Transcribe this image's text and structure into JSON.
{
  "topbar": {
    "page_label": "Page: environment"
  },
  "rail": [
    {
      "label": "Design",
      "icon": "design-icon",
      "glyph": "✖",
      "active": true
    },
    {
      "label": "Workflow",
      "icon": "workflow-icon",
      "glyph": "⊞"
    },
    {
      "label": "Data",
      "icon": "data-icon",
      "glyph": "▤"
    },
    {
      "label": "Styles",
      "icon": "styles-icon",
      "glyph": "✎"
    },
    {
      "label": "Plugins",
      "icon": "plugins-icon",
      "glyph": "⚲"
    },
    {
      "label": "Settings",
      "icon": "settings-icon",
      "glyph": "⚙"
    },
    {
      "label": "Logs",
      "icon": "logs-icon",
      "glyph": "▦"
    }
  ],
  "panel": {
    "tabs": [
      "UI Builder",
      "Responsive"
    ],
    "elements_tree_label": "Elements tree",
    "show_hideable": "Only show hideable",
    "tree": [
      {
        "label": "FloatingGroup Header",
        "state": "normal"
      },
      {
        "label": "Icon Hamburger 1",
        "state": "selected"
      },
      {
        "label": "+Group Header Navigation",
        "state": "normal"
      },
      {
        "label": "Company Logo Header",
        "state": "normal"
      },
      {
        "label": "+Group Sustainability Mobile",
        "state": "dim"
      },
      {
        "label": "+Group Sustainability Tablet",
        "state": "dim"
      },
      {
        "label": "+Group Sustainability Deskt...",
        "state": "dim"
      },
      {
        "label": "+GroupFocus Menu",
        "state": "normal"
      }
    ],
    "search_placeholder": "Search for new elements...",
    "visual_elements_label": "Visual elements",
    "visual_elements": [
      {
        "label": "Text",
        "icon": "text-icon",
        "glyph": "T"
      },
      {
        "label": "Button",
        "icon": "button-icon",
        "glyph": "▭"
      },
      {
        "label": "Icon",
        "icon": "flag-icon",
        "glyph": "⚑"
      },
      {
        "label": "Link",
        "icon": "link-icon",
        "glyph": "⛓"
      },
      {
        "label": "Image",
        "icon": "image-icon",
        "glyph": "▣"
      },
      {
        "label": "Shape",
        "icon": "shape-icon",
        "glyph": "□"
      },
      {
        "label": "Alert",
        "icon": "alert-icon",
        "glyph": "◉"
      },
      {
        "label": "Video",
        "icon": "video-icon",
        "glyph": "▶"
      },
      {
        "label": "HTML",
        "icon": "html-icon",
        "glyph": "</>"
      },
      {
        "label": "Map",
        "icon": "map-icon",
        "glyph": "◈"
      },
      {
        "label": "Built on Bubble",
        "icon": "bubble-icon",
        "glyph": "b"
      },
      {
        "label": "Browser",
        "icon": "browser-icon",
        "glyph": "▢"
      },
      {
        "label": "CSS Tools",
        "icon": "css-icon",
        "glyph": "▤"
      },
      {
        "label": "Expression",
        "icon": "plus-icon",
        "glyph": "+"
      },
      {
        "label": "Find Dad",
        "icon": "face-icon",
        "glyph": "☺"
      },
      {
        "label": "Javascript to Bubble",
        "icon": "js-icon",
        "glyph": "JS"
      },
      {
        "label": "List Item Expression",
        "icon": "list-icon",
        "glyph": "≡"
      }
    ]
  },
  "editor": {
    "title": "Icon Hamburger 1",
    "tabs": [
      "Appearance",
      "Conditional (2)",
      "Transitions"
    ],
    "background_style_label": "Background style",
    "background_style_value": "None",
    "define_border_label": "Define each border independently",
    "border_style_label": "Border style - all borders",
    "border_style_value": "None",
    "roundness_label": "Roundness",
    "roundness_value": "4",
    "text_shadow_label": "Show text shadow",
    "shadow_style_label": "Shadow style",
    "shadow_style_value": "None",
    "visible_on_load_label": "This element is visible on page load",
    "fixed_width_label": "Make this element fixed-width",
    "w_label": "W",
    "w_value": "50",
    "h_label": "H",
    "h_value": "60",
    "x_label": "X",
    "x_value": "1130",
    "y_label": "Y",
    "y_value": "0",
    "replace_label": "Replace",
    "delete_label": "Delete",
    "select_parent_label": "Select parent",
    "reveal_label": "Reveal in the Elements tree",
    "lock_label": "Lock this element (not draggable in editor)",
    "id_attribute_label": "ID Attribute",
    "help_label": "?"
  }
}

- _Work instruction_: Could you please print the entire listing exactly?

- _Answer to this task_:
Transcribe this image's text and structure into JSON.
{
  "topbar": {
    "page_label": "Page: environment"
  },
  "rail": [
    {
      "label": "Design",
      "icon": "design-icon",
      "glyph": "✖",
      "active": true
    },
    {
      "label": "Workflow",
      "icon": "workflow-icon",
      "glyph": "⊞"
    },
    {
      "label": "Data",
      "icon": "data-icon",
      "glyph": "▤"
    },
    {
      "label": "Styles",
      "icon": "styles-icon",
      "glyph": "✎"
    },
    {
      "label": "Plugins",
      "icon": "plugins-icon",
      "glyph": "⚲"
    },
    {
      "label": "Settings",
      "icon": "settings-icon",
      "glyph": "⚙"
    },
    {
      "label": "Logs",
      "icon": "logs-icon",
      "glyph": "▦"
    }
  ],
  "panel": {
    "tabs": [
      "UI Builder",
      "Responsive"
    ],
    "elements_tree_label": "Elements tree",
    "show_hideable": "Only show hideable",
    "tree": [
      {
        "label": "FloatingGroup Header",
        "state": "normal"
      },
      {
        "label": "Icon Hamburger 1",
        "state": "selected"
      },
      {
        "label": "+Group Header Navigation",
        "state": "normal"
      },
      {
        "label": "Company Logo Header",
        "state": "normal"
      },
      {
        "label": "+Group Sustainability Mobile",
        "state": "dim"
      },
      {
        "label": "+Group Sustainability Tablet",
        "state": "dim"
      },
      {
        "label": "+Group Sustainability Deskt...",
        "state": "dim"
      },
      {
        "label": "+GroupFocus Menu",
        "state": "normal"
      }
    ],
    "search_placeholder": "Search for new elements...",
    "visual_elements_label": "Visual elements",
    "visual_elements": [
      {
        "label": "Text",
        "icon": "text-icon",
        "glyph": "T"
      },
      {
        "label": "Button",
        "icon": "button-icon",
        "glyph": "▭"
      },
      {
        "label": "Icon",
        "icon": "flag-icon",
        "glyph": "⚑"
      },
      {
        "label": "Link",
        "icon": "link-icon",
        "glyph": "⛓"
      },
      {
        "label": "Image",
        "icon": "image-icon",
        "glyph": "▣"
      },
      {
        "label": "Shape",
        "icon": "shape-icon",
        "glyph": "□"
      },
      {
        "label": "Alert",
        "icon": "alert-icon",
        "glyph": "◉"
      },
      {
        "label": "Video",
        "icon": "video-icon",
        "glyph": "▶"
      },
      {
        "label": "HTML",
        "icon": "html-icon",
        "glyph": "</>"
      },
      {
        "label": "Map",
        "icon": "map-icon",
        "glyph": "◈"
      },
      {
        "label": "Built on Bubble",
        "icon": "bubble-icon",
        "glyph": "b"
      },
      {
        "label": "Browser",
        "icon": "browser-icon",
        "glyph": "▢"
      },
      {
        "label": "CSS Tools",
        "icon": "css-icon",
        "glyph": "▤"
      },
      {
        "label": "Expression",
        "icon": "plus-icon",
        "glyph": "+"
      },
      {
        "label": "Find Dad",
        "icon": "face-icon",
        "glyph": "☺"
      },
      {
        "label": "Javascript to Bubble",
        "icon": "js-icon",
        "glyph": "JS"
      },
      {
        "label": "List Item Expression",
        "icon": "list-icon",
        "glyph": "≡"
      }
    ]
  },
  "editor": {
    "title": "Icon Hamburger 1",
    "tabs": [
      "Appearance",
      "Conditional (2)",
      "Transitions"
    ],
    "background_style_label": "Background style",
    "background_style_value": "None",
    "define_border_label": "Define each border independently",
    "border_style_label": "Border style - all borders",
    "border_style_value": "None",
    "roundness_label": "Roundness",
    "roundness_value": "4",
    "text_shadow_label": "Show text shadow",
    "shadow_style_label": "Shadow style",
    "shadow_style_value": "None",
    "visible_on_load_label": "This element is visible on page load",
    "fixed_width_label": "Make this element fixed-width",
    "w_label": "W",
    "w_value": "50",
    "h_label": "H",
    "h_value": "60",
    "x_label": "X",
    "x_value": "1130",
    "y_label": "Y",
    "y_value": "0",
    "replace_label": "Replace",
    "delete_label": "Delete",
    "select_parent_label": "Select parent",
    "reveal_label": "Reveal in the Elements tree",
    "lock_label": "Lock this element (not draggable in editor)",
    "id_attribute_label": "ID Attribute",
    "help_label": "?"
  }
}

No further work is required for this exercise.